I have searched newspapers for any mention of a cemetery, but that is a bit difficult since I have no idea whether it had a name, or what it might have been. I’ve also checked for obits for names I’ve found in the area and time frame to see if I get a mention of someone being buried in a cemetery I’m not familiar with.

I have emailed the city, and did get a response back from the parks department saying they didn’t know anything about the property, check with housing, so that’s on my to-do list. The only two possibilities, as I see them, are these:

1. It was a small family cemetery that over time was just forgotten about, and the park is sitting on top of them.

2. It was  a small family cemetery, and eventually, all of the interred were moved.

As I sit working on this post, it occurs to me that in addition to asking around at city hall, I might want to check county commissioners records to see if there is any mention in there.  It strikes me as odd that the entire rest of the area is developed, yet this area was not, even though it sits right in the middle. Something is strange, and I just hope I have time to get to the bottom of it!

If you are interested in helping, please do!

Tune in next time as I (hope to) solve the case!


CSI: Euclid – Disappearance of a Cemetery — 2 Comments

  1. Here’s a possibility: the cemetery never existed. Mapmakers would occasionally make up features to prove someone had copied their map. By having a unique feature (like a fictional road, church, cemetery, etc.), they could prove that subsequent maps were copied from their map, rather than surveyed. I don’t know if that’s the case here, but it is something to consider.

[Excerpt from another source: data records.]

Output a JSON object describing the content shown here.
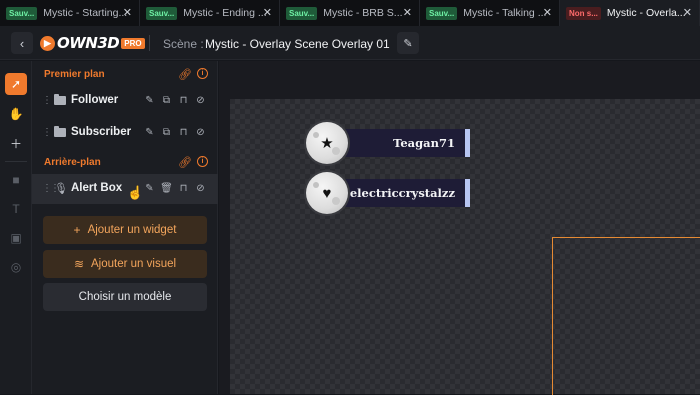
{
  "tabs": [
    {
      "badge": "Sauv...",
      "badge_type": "saved",
      "title": "Mystic - Starting...",
      "active": false
    },
    {
      "badge": "Sauv...",
      "badge_type": "saved",
      "title": "Mystic - Ending ...",
      "active": false
    },
    {
      "badge": "Sauv...",
      "badge_type": "saved",
      "title": "Mystic - BRB S...",
      "active": false
    },
    {
      "badge": "Sauv...",
      "badge_type": "saved",
      "title": "Mystic - Talking ...",
      "active": false
    },
    {
      "badge": "Non s...",
      "badge_type": "unsaved",
      "title": "Mystic - Overla...",
      "active": true
    }
  ],
  "header": {
    "logo_text": "OWN3D",
    "logo_pro": "PRO",
    "scene_label": "Scène :",
    "scene_name": "Mystic - Overlay Scene Overlay 01"
  },
  "panel": {
    "foreground_title": "Premier plan",
    "foreground_layers": [
      {
        "name": "Follower"
      },
      {
        "name": "Subscriber"
      }
    ],
    "background_title": "Arrière-plan",
    "background_layers": [
      {
        "name": "Alert Box"
      }
    ],
    "buttons": {
      "add_widget": "Ajouter un widget",
      "add_visual": "Ajouter un visuel",
      "choose_template": "Choisir un modèle"
    }
  },
  "canvas": {
    "alerts": [
      {
        "name": "Teagan71",
        "icon": "star-icon"
      },
      {
        "name": "electriccrystalzz",
        "icon": "heart-icon"
      }
    ]
  },
  "colors": {
    "accent": "#f07a2d",
    "saved_badge": "#6ef0a4",
    "unsaved_badge": "#ff6b6b",
    "alert_bar": "#1e1c36",
    "alert_edge": "#b7c5f2"
  }
}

  2. Hmmm, that’s an interesting thought. It had occurred to me that maybe the cemetery had been copied from the 1874 atlas in the 1892 atlas, but it did not occur to me that maybe it hadn’t existed at all. The only thing that makes me think that SOMETHING was different is that where the park now sits is in the middle of an area that was completely developed with the exception of those 2+ acres. I don’t know. Just one of those things that struck me as I was working on my own house history, and was too interesting not to investigate!